On a fine, sunny South African day, we set out to visit one of Cape Town’s popular attractions: Boulders Beach, in Simon’s Town, hoping to see some African penguins. Penguins, you say, in Africa?
The African Penguin, Spheniscus Demersus, is the only penguin that breeds in Africa. Its distribution coincides roughly with the cold, nutrient rich, Benguela Current. These penguins can be found from Southern Angola and Namibia, to South Africa. 
Few African Penguin colonies are accessible to tourists, Boulders Beach being one of them. Penguins are notably nervous little birds, but at the Boulders they seem at ease in the presence of humans.
Boulders Beach became a very popular spot because, you see, two clumsy little birds, a male and female wearing tuxedos, decided to call Boulders Beach home, in 1983. Today, there are about 900 breeding pairs. Boulders Beach is part of the Table Mountain National Park (TMNP), formed in 1998, and managed by South African National Parks.
Simon’s Town is a residential town, and Boulders Beach is quite beautiful with its indigenous bush above the high-water mark on the one side, and the clear water of False Bay on the other. There are several small sheltered bays, partially enclosed by granite boulders. Beaches of soft sand and clear blue waters beckon the humans, but the truth is, the water is usually too cold (15C), and unless you wear a wetsuit, you can’t last more than a couple of minutes. But, it’s perfect for the little penguins!
Swimming with the Penguins
Humans are allowed to swim only in the Boulders Beach area, and while the penguins don’t seem t mind the presence of humans, don’t get too close, as they have razor-sharp beaks, and can inflict a nasty cut. Better to observe from a distance.
As far as swimming with the penguins: the little birds are extremely quirky in the water. Quite frankly, it would be impossible to keep up with them!
Best Viewing Options
The most popular spot for penguin viewing is Foxy Beach (penguins only). Here, the wooden boardwalks meander through the indigenous bush, and visitors may observe nesting areas and the little birds, from within a few meters of the birds, while not harassing them.
Since the TMNP took over, the birds have been restrained from wandering inland by a fence which keeps them relatively safe from danger, such as attacks from dogs and cats.
African penguins going the way of the Dodo bird
Unfortunately, the African penguins are disadvantaged by living so far north [from Antarctica], in a relatively accessible region, causing them to be particularly vulnerable to human depredation.
The African penguin was threatened by man from the moment the first Dutch settlement at the Cape, established in 1652. Penguins were an invaluable addition to the settlers’ food supply, and penguin eggs were regarded as a delicacy and were sold and eaten well into the twentieth century, nearly to the point of extinction. 

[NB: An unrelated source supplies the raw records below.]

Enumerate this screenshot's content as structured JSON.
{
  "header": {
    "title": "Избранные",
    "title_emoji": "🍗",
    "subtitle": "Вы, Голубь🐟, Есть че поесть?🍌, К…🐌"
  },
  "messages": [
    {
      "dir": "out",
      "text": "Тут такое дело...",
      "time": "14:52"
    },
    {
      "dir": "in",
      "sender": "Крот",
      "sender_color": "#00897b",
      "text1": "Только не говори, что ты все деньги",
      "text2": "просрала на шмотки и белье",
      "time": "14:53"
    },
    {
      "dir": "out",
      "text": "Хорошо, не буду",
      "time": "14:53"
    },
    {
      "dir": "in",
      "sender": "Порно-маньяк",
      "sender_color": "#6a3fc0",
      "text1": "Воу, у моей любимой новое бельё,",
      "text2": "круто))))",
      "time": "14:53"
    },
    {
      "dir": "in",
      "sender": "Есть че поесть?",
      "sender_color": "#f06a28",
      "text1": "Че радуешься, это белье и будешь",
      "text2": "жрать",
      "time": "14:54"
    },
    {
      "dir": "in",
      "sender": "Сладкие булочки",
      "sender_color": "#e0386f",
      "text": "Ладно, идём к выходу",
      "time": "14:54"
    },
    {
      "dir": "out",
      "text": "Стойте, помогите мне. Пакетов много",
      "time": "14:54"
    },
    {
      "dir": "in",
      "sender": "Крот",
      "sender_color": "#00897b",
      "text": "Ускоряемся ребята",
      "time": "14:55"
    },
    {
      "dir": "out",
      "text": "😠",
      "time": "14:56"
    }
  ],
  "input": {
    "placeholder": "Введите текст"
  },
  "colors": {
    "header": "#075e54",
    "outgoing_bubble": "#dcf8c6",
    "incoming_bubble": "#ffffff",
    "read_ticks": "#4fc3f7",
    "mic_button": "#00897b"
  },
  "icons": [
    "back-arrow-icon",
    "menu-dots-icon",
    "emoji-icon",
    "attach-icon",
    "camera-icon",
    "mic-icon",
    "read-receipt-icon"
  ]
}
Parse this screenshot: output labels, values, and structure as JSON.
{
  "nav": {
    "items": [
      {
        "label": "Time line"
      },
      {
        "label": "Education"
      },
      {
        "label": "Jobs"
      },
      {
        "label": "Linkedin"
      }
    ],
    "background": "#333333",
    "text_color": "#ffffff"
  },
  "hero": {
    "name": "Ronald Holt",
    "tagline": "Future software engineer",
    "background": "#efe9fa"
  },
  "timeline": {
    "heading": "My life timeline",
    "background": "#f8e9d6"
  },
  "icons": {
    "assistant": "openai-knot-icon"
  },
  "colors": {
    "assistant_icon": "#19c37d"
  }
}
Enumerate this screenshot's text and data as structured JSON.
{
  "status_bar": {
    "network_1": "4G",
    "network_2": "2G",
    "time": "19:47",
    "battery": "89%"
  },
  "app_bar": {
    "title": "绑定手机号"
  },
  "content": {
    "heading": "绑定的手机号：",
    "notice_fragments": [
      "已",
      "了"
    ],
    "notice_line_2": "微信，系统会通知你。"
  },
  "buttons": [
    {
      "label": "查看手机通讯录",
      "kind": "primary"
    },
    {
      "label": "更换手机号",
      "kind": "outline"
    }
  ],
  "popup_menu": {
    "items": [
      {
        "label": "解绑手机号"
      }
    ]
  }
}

The African penguins rebounded to healthy numbers, only to be threatened again by modern concerns, such as over fishing, pollution, and the threat of oil spills.
Getting to Boulders Beach
From Cape Town, the drive is very scenic and easy; you basically follow the Cape Point route.
When you visit the Boulders, have a good time, but respect the penguins; they are wild animals! Visit the Boulders Beach education center and learn more about these adorable birds.
R40 for adults – R15 for children
The stark reality is that African penguins are highly endangered: they face extinction in the next five years. Their food supply, which is mostly, sardine, anchovy, and herring, is dwindling, due to over-fishing. In an effort to save the birds, many fishing areas near certain penguin colonies, including the Boulders, are closed to commercial sardine and anchovy fishing, while others remain open. Studies show that populations do rebound in no-fishing zones. 
Time is running out for African penguins, and we need to act fast and efficiently to save these little birds from extinction, or soon they will be living only in zoos.
Learn about organizations such as Southern African National Foundation for the Conservation of Coastal Birds. concerned with the preservation of the African penguin. See what you can do to help; I adopted a penguin!